● **PROBLEM**:
Using the word "HPFS" as the filter, copy each matching line from the records.
**** EXCERPTED DATA ****
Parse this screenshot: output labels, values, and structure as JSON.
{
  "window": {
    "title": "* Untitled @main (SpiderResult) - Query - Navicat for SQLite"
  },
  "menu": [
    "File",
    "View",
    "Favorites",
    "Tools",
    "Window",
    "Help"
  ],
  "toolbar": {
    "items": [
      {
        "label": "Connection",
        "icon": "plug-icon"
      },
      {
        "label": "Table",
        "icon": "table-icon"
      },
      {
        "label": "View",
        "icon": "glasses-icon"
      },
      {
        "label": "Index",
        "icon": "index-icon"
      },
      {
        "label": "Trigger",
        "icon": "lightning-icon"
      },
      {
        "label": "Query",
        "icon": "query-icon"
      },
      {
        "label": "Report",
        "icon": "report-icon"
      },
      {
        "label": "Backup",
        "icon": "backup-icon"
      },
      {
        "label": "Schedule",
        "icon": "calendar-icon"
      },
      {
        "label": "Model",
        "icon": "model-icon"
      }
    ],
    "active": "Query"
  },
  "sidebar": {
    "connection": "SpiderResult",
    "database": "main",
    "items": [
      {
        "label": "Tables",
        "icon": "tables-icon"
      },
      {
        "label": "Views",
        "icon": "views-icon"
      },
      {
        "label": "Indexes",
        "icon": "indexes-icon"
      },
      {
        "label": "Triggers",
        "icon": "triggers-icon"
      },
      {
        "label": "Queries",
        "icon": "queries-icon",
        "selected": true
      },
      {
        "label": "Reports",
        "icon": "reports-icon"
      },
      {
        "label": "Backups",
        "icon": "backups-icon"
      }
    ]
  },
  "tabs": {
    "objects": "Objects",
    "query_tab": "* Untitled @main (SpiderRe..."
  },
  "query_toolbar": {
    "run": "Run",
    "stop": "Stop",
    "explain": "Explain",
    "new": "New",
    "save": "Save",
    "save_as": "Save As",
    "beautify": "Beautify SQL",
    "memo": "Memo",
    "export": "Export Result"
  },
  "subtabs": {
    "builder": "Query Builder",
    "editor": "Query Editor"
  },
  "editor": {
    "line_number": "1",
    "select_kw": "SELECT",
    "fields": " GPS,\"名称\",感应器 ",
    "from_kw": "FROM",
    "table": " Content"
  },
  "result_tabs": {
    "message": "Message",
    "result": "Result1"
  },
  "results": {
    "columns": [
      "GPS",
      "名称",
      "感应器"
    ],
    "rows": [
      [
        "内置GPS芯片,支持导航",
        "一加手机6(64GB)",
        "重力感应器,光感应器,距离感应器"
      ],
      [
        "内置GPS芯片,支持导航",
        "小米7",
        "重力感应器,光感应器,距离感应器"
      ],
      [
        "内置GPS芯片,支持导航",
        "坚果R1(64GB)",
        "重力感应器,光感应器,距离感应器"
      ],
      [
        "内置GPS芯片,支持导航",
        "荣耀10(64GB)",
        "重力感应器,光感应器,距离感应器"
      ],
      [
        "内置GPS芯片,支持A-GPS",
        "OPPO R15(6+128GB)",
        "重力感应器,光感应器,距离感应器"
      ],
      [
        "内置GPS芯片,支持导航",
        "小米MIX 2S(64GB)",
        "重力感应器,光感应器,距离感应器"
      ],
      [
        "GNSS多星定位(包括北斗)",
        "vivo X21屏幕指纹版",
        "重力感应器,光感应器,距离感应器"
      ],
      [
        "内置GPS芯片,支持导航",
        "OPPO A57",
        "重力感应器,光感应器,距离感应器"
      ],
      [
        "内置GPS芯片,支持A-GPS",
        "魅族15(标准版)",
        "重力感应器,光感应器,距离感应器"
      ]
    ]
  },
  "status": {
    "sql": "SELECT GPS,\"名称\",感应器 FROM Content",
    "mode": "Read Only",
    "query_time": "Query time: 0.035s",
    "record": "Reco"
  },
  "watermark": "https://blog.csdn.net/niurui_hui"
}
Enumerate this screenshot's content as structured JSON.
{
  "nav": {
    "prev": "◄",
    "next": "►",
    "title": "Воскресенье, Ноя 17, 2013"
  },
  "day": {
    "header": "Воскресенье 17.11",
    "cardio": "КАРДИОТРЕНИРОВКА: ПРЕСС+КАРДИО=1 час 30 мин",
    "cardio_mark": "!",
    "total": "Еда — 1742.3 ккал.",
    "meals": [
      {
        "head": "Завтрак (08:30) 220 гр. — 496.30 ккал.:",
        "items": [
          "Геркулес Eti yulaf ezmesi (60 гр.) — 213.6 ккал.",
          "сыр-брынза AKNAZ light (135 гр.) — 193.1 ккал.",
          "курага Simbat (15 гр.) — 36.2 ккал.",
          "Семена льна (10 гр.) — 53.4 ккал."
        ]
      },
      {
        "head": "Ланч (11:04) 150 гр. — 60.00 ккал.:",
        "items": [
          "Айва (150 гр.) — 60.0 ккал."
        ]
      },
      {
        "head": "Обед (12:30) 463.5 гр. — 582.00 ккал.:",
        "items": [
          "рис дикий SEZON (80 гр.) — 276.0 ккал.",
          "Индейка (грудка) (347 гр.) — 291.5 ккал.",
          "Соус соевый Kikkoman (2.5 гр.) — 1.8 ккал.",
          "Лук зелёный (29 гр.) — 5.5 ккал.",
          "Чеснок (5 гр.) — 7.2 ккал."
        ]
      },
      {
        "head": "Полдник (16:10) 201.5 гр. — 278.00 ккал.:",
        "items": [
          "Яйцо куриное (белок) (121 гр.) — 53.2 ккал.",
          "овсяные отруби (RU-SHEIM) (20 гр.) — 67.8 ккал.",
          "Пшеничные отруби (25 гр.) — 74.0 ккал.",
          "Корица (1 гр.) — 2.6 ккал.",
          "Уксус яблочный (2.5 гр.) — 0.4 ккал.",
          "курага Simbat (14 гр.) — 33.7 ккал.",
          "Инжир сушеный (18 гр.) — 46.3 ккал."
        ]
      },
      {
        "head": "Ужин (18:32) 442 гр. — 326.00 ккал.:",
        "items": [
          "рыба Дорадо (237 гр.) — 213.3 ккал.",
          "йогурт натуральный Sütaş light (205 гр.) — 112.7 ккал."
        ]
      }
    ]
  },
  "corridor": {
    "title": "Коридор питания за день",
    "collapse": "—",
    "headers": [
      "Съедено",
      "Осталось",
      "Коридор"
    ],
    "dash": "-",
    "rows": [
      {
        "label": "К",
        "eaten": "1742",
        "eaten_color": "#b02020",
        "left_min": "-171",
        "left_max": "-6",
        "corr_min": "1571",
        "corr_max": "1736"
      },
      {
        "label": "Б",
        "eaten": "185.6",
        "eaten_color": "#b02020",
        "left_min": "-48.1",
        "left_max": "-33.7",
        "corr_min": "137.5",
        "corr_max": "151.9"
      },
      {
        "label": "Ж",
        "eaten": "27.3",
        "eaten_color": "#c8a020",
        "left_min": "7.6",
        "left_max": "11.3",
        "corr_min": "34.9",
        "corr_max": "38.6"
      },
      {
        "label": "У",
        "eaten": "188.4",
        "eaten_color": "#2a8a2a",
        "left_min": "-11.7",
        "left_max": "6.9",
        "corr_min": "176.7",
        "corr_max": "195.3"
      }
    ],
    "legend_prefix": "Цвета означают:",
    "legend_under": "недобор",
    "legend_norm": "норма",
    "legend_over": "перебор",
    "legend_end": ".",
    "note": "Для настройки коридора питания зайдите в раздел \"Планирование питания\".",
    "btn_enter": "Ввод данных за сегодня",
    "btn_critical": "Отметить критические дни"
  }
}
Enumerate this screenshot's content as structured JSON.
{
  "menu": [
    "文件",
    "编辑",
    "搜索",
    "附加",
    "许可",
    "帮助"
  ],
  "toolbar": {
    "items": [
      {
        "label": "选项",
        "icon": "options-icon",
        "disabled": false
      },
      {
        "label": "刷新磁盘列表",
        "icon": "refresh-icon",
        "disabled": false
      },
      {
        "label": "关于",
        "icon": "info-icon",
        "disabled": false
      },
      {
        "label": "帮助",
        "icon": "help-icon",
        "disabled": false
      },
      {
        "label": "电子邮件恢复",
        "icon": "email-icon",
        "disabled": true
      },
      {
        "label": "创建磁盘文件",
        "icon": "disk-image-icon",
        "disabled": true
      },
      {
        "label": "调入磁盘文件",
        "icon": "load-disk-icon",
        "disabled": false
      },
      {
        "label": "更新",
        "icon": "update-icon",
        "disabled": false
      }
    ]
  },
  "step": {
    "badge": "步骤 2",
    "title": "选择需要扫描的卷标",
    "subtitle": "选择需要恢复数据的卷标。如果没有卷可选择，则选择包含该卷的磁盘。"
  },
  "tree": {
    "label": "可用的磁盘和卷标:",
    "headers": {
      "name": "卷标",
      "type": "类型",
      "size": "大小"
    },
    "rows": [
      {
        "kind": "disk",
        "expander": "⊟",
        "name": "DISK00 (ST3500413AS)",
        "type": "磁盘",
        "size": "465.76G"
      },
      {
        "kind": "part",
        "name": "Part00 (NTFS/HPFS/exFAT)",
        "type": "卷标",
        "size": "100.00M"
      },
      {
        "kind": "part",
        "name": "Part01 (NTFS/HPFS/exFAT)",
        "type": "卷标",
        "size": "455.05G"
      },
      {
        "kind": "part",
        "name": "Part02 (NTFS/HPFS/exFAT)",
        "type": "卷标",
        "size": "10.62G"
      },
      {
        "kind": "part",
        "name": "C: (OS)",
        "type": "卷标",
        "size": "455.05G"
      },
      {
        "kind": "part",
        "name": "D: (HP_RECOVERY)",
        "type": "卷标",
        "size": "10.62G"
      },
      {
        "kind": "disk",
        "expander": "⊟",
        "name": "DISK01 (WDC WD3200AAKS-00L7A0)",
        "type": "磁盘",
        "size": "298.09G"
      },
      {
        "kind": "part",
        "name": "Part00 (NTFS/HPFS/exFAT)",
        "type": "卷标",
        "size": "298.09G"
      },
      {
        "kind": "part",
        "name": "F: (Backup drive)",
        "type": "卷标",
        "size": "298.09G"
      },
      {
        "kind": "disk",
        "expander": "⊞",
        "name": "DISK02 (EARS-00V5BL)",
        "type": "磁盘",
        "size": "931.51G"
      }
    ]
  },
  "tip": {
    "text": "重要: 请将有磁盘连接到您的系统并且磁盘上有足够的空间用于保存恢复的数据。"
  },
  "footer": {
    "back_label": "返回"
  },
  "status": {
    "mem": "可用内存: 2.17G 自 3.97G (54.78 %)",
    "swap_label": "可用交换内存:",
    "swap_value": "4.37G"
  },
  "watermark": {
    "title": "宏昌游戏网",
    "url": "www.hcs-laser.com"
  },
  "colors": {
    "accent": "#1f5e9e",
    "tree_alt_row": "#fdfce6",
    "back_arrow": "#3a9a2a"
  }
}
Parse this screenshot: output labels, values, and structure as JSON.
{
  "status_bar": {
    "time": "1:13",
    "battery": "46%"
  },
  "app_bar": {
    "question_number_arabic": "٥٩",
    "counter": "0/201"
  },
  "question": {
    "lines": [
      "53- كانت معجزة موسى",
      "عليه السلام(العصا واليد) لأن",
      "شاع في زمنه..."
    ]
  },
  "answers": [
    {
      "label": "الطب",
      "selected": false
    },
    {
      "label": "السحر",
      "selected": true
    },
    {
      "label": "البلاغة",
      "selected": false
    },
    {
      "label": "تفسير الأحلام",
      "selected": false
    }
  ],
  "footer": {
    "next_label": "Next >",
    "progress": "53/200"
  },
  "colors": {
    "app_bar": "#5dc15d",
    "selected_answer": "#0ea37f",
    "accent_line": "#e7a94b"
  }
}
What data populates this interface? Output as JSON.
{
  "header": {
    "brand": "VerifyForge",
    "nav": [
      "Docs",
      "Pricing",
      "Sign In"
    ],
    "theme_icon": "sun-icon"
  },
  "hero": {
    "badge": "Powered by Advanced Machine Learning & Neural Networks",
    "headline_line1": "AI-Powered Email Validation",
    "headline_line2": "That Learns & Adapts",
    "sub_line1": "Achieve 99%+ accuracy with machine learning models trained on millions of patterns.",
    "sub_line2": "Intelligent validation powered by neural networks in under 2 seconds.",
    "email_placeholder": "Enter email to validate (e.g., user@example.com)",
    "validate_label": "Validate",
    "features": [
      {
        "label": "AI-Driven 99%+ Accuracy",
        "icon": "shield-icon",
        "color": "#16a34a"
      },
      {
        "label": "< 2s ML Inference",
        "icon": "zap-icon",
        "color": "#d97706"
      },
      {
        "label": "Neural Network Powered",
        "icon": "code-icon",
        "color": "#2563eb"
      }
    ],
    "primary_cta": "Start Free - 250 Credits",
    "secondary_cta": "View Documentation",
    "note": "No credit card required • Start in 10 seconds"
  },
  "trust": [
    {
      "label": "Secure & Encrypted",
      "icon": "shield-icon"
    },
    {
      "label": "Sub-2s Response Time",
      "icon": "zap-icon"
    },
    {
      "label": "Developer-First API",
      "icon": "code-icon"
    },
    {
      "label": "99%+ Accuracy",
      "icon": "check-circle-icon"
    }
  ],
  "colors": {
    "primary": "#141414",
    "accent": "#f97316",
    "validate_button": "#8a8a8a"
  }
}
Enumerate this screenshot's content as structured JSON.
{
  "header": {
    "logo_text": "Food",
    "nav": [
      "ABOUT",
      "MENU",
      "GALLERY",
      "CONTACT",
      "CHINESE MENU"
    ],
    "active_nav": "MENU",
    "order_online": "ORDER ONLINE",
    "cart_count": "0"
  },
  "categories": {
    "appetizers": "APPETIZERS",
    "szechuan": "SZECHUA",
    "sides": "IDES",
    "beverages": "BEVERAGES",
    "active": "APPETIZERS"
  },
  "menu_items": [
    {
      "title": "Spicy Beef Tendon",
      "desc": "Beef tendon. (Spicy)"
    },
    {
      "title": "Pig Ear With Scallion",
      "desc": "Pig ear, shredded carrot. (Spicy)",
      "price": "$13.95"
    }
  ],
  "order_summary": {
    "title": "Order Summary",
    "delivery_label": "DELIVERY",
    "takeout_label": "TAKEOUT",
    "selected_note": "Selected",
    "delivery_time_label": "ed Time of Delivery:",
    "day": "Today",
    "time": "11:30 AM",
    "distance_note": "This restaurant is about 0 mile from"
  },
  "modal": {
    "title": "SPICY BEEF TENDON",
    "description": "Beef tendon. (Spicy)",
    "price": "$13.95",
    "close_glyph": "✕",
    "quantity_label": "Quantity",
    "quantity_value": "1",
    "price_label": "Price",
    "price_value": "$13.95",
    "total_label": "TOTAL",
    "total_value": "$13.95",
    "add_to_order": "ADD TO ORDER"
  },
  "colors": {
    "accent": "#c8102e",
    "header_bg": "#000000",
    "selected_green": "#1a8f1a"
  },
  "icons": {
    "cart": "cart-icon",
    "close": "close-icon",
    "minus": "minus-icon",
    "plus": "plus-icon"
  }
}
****
● **TASK RESULT**:
        "name": "Part00 (NTFS/HPFS/exFAT)",
        "name": "Part01 (NTFS/HPFS/exFAT)",
        "name": "Part02 (NTFS/HPFS/exFAT)",
        "name": "Part00 (NTFS/HPFS/exFAT)",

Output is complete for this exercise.